• [Records for this exercise]

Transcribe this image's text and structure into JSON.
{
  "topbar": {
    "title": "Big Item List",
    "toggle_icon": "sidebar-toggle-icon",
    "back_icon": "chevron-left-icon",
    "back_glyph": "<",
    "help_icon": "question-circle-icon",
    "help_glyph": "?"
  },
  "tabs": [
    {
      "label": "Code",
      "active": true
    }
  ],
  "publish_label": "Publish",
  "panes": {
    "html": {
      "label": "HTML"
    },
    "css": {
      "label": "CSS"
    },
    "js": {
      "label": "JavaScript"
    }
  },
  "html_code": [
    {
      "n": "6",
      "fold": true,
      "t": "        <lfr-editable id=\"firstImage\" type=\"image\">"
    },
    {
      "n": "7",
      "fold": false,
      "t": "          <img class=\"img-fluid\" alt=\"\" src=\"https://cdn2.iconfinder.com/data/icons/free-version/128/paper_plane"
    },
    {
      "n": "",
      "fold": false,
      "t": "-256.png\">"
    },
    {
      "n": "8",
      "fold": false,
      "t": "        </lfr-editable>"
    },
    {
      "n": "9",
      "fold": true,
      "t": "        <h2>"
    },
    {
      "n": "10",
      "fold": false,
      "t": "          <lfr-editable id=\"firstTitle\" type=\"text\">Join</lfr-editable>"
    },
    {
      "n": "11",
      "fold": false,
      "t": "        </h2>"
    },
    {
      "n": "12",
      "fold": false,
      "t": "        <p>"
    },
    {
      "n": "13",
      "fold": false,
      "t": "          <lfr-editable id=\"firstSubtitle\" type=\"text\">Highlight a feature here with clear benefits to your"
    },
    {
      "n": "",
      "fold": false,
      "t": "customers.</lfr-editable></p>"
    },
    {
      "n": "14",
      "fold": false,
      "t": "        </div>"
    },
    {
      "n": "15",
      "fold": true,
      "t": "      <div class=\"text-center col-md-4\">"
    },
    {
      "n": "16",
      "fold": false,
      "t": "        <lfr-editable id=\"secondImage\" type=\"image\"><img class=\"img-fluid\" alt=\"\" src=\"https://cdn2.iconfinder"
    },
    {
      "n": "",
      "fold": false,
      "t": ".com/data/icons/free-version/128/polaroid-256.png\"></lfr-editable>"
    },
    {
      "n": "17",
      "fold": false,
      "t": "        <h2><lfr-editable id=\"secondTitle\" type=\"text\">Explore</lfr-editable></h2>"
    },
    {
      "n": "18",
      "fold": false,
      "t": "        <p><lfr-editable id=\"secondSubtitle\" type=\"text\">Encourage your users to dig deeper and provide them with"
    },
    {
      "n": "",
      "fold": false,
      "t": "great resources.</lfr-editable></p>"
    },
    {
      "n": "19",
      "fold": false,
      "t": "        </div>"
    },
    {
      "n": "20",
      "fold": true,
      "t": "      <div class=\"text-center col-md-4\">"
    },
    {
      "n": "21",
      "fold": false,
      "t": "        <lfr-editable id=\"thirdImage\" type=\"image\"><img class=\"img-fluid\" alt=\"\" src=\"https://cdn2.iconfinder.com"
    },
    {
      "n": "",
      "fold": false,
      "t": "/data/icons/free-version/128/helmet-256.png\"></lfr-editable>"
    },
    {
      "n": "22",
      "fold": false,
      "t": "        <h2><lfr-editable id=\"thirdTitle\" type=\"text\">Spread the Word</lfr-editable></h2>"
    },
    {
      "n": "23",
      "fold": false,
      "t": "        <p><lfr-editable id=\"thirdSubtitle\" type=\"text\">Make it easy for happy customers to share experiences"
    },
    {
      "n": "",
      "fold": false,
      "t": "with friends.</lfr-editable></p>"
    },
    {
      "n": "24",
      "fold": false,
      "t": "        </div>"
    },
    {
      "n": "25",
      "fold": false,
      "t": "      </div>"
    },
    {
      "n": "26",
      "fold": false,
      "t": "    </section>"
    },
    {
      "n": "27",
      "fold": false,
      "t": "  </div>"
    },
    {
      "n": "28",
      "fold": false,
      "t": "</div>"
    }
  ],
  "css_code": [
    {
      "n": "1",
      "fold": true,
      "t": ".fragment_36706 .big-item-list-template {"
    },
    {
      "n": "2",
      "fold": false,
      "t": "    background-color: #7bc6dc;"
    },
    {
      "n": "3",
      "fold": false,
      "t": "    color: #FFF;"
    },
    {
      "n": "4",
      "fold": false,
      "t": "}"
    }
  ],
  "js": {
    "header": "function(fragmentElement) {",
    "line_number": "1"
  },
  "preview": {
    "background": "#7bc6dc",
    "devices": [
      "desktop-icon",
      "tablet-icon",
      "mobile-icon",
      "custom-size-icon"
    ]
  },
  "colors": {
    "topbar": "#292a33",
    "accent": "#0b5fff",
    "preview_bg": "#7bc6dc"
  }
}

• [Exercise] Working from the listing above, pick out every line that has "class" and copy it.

• [Output]
      "t": "          <img class=\"img-fluid\" alt=\"\" src=\"https://cdn2.iconfinder.com/data/icons/free-version/128/paper_plane"
      "t": "      <div class=\"text-center col-md-4\">"
      "t": "        <lfr-editable id=\"secondImage\" type=\"image\"><img class=\"img-fluid\" alt=\"\" src=\"https://cdn2.iconfinder"
      "t": "      <div class=\"text-center col-md-4\">"
      "t": "        <lfr-editable id=\"thirdImage\" type=\"image\"><img class=\"img-fluid\" alt=\"\" src=\"https://cdn2.iconfinder.com"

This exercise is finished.